This first week of the Easter break has been intriguing.
The final week of term and the seemingly incessant stream of I don't know what that streams from the Union's annual conferences in its crude form and in the, ahem, refined, sensationalist manner that is typified by the popular - and, indeed, unpopular - press has irked.
The irking is largely, apparently, of my own doing.
At least it is if the press are to be believed.
Teachers have featured quite heavily in various articles launching themselves off the back of, in particular, the NUT Annual Conference, with which I have little* (* read "nothing") to do.
I was, until relatively recently, a member of said union but their rhetoric has been standing more and more at odds with my own beliefs and so it is I moved elsewhere. And yet still I am, in the popular conscience, tarred with the same brush as my more militant peers. People - by which I mean the general public, they whose taxes pay our salaries - will see the word "teacher" and think that that means all of us.
I don't know how many delegates there are at the NUT and NASUWT conferences but whatever they're saying or voting on isn't what I think and I don't think it's what a lot of my colleagues think either.
I think many of the headline's are daft - and probably apocryphal - and the hot air could be better used winning parents over to our side, as outlined by Peter Wilby here.
If parents were to march on Gove Towers demanding that he stop assessing their toddlers and children and just let them be just that then he might listen.
Our duty as teachers is to educate and not just the children in our classes but their parents and carers; teach them, tell them about where our concerns really lie.
I think that the draft National Curriculum is over-stuffed with boredom. I think that the creativity and enjoyment of learning is being squeezed out by perpetual assessment and unreasonable expectations. I think that parents are as guilty as government in their excess of said expectations: Level 4 in English and Maths is no longer good enough; we want some to be achieving level 6. I think there is a lot that we can learn from other countries but I think the mantra of "learn less better" should hold.
I also happen to think that we're paid a perfectly reasonable salary. I didn't enter the profession for the pension nor for the holidays. I didn't enter it through some misguided desire to change the world. I became a teacher because I wanted to teach. I've done numerous things before this and it is, without doubt, the most absorbing and engaging thing I've ever done. Sure it has its frustrations but what doesn't. I'm sure we'd all love to neither mark nor assess nor do the 101 other things that we do because we care. Juggling the roles of teacher, phase leader, PE Co-ordinator, Teacher Governor, husband, colleague, friend, sibling, son, etc was never going to be easy but, guess what, I knew that, yet still I manage.

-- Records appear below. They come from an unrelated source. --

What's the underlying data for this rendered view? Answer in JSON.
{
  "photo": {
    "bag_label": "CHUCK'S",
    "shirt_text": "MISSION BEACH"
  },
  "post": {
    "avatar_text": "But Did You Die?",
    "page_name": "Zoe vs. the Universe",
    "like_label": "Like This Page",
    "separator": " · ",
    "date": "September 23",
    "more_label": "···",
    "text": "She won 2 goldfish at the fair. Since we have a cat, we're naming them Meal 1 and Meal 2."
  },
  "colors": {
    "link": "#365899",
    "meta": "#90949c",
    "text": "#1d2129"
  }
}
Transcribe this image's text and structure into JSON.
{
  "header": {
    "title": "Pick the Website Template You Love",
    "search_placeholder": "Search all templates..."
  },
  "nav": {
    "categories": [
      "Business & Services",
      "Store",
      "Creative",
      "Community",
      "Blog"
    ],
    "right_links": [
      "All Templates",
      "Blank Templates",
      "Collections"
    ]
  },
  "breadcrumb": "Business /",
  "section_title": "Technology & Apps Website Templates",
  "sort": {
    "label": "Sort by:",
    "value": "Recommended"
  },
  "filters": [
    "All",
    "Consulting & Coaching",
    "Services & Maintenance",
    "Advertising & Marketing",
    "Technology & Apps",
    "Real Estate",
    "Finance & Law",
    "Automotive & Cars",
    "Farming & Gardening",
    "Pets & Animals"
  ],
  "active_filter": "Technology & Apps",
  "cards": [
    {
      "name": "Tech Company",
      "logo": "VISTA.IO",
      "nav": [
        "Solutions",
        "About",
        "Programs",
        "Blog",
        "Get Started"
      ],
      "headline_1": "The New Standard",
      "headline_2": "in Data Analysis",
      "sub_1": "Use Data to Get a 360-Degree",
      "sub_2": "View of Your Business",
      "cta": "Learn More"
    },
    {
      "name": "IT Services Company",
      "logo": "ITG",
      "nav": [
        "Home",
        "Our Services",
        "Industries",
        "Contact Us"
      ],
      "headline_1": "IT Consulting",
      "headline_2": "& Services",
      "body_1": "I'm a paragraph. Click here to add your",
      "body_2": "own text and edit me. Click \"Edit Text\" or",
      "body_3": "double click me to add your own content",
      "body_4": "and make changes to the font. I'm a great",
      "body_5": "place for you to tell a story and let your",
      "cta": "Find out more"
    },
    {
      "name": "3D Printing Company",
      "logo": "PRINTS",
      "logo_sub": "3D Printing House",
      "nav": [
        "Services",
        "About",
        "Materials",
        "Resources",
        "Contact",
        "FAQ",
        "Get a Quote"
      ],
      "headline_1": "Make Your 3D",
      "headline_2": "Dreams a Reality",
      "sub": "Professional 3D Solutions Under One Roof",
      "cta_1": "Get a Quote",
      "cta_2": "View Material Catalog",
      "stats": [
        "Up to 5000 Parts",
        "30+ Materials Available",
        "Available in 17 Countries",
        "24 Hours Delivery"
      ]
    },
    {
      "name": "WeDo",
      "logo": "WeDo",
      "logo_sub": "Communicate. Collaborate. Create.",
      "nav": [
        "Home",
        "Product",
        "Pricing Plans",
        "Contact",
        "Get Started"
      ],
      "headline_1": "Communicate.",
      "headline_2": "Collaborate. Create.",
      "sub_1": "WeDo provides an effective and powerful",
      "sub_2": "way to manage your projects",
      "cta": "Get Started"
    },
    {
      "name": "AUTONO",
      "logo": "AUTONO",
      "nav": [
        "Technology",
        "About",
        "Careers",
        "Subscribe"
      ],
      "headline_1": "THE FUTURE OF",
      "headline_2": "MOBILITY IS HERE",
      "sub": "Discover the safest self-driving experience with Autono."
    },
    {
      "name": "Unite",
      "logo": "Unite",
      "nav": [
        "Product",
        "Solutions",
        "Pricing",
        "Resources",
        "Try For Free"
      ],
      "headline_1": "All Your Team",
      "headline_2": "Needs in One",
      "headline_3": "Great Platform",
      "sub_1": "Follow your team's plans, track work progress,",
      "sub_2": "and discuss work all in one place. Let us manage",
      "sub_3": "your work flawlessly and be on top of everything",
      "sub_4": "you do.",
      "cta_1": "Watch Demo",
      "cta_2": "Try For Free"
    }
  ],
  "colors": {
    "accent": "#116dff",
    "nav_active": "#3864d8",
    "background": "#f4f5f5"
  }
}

I don't think I'm alone in this and I think parents have a right to understand if and why we grumble. Pension based grumblings hold little water in a community where work is casual and pensions generally non-existent. Grumbling about marking, planning, assessing and the umpteen other things that we as teachers are contracted to do ... erm, it's part of what we do. Grumbling about a curriculum that steals children's childhoods and defines a child as failing when they're 4 years old, that's worth a grumble I'd have thought.
You may well be asking yourself, "Why the peculiar title?" Well, as I was gathering my thoughts I toyed with tweaking Kipling's classic but upon reminding myself of its words I realised that I didn't need to; everything I wanted to say, he's already said.